In 1978, Mazda introduced a van called the Mazda Bongo. It was also called the Mazda E-Series and Mazda Access. The Bongo remained in production line up till 2001.
First Generation (1966-1975)
The first generation Bongo (F800) appeared in the market in 1966. It was a rear-engined, small van powered by 782 cc water-cooled OHV SA 4-stroke engine. In 1968, Mazda introduced a new version of Bongo with chassis code F1000 with a larger engine. The economic and financial problems forced Mazda to cease the production of this generation. Unexpectedly, the Bongo didn’t get any major modifications or changes throughout its ten year of lifetime.
The Bongo had a low gearing ratio that enabled it to carry a payload of half ton. Also, it used the engine similar to Mazda 1000 mated to a 4-speed transaxle at the rear wheels. However, the entire lineup of Bongos was prone to rust as well as poor maintenance facilities.
Although, Bongo and 1000 had the same front suspensions and brake equipments, they were based on different chassis.
Second Generation (1977-1983)
The second generation Bongo was launched in September 1977. This generation featured a mid-mounted engine with rear-wheel drive. It was also marketed by Ford under Ford Econovan nameplate. However, it was offered in export market by Mazda as E1300, E1400 and E1600 based on the engine used.

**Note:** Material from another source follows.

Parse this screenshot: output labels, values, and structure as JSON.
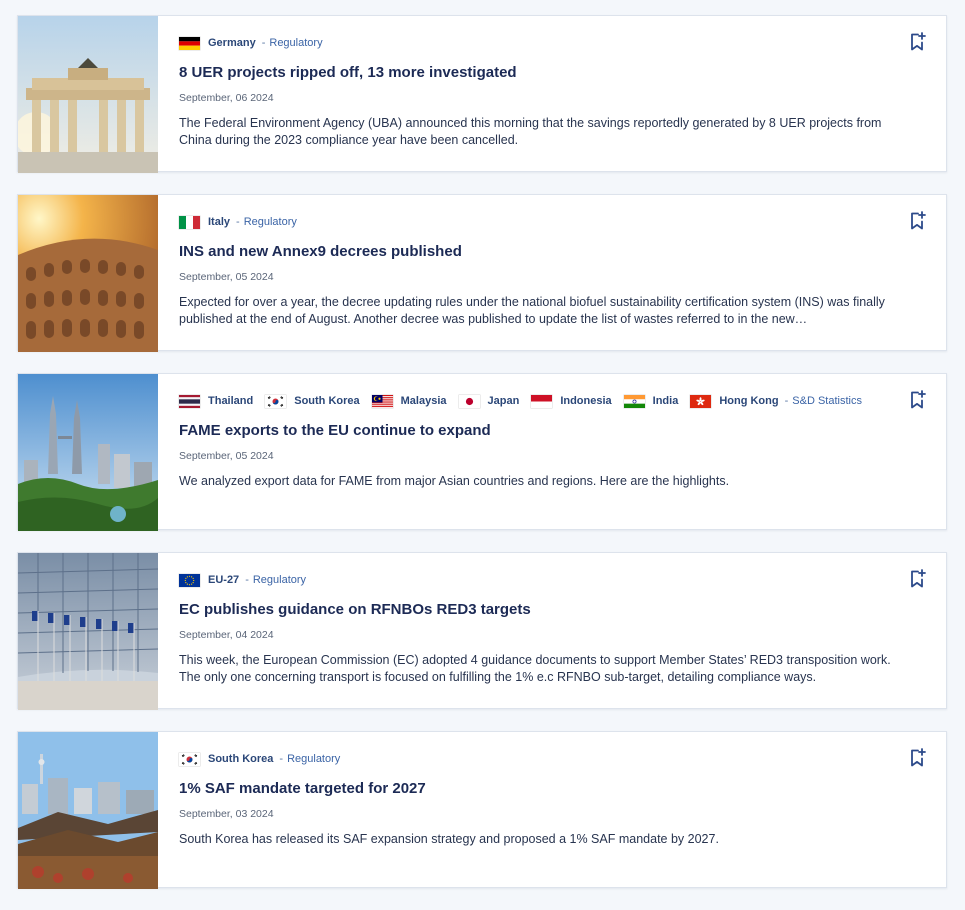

The second generation Bongo was offered with three engine choices, i.e. 1,272 cc TC, 60 hp or 44 kW (1978); 1,586 cc NA, 80 hp or 59 kW (1978-1982); and 1,415 cc UC, 70 hp or 52 kW (1979-1980).
Third Generation (1983-1999)
In 1984, Mazda introduced a revised version of the Bongo as third generation. It was available with a whole lot of new engines. Ford marketed it under ‘Spectron’ nameplate in many Asian markets. For the third generation, Mazda also released a long-wheelbase version called the Bongo Brawny. It was marketed in export markets as E-Series.
It was available with three petrol and two diesel engines including: 1,415 cc UC (1984-1985); 1,789 cc F8 (1983-1988); and 2000 cc FE were petrol engines, while 1,998 cc Diesel (1984-1985) and 2,209 cc R2 Diesel (1983-1988) were two diesel options.
Fourth Generation (1999-Present)
The fourth generation Bongo was made available in June 1999. Three major Japanese automakers offered a rebadged version of this generation, i.e. the Ford Econovan, Mitsubishi Delica, and Nissan Vanette.